— Source information —
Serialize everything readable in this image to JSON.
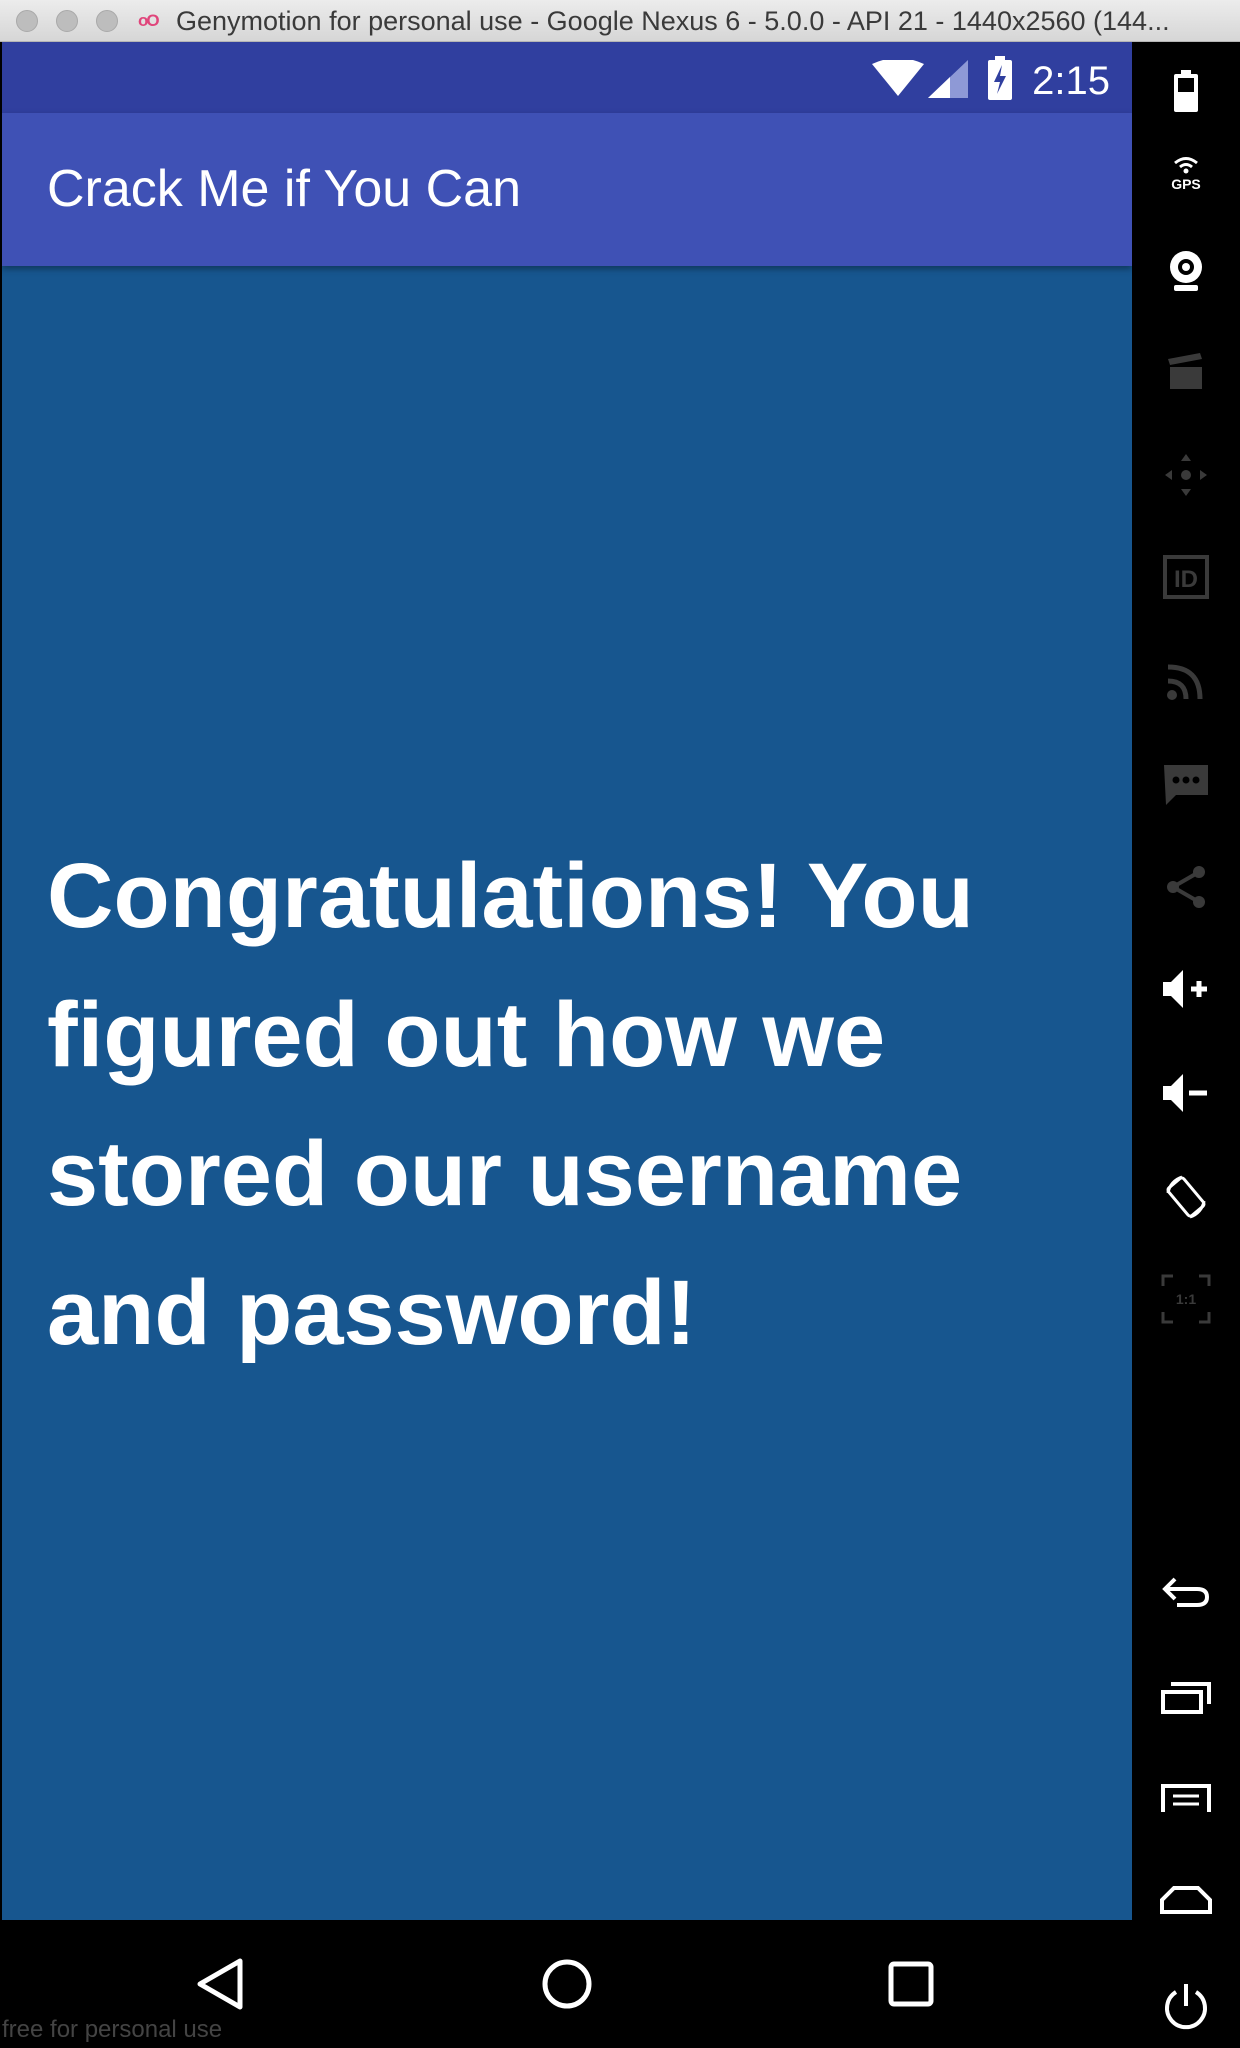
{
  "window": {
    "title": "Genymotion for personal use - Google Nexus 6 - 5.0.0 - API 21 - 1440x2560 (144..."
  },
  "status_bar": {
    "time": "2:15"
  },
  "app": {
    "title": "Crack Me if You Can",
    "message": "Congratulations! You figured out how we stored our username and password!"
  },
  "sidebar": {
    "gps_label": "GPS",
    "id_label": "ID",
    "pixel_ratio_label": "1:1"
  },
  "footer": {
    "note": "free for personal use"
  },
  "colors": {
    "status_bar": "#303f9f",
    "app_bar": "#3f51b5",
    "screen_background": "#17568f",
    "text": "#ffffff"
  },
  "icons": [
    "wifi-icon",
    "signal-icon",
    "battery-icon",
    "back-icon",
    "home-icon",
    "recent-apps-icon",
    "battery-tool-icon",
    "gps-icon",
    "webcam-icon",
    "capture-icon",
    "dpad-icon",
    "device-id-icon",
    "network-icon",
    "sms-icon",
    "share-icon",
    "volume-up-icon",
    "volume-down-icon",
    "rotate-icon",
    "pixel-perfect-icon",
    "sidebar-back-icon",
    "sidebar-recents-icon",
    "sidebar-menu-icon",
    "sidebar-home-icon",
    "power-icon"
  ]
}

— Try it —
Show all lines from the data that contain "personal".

— Written answer —
    "title": "Genymotion for personal use - Google Nexus 6 - 5.0.0 - API 21 - 1440x2560 (144..."
    "note": "free for personal use"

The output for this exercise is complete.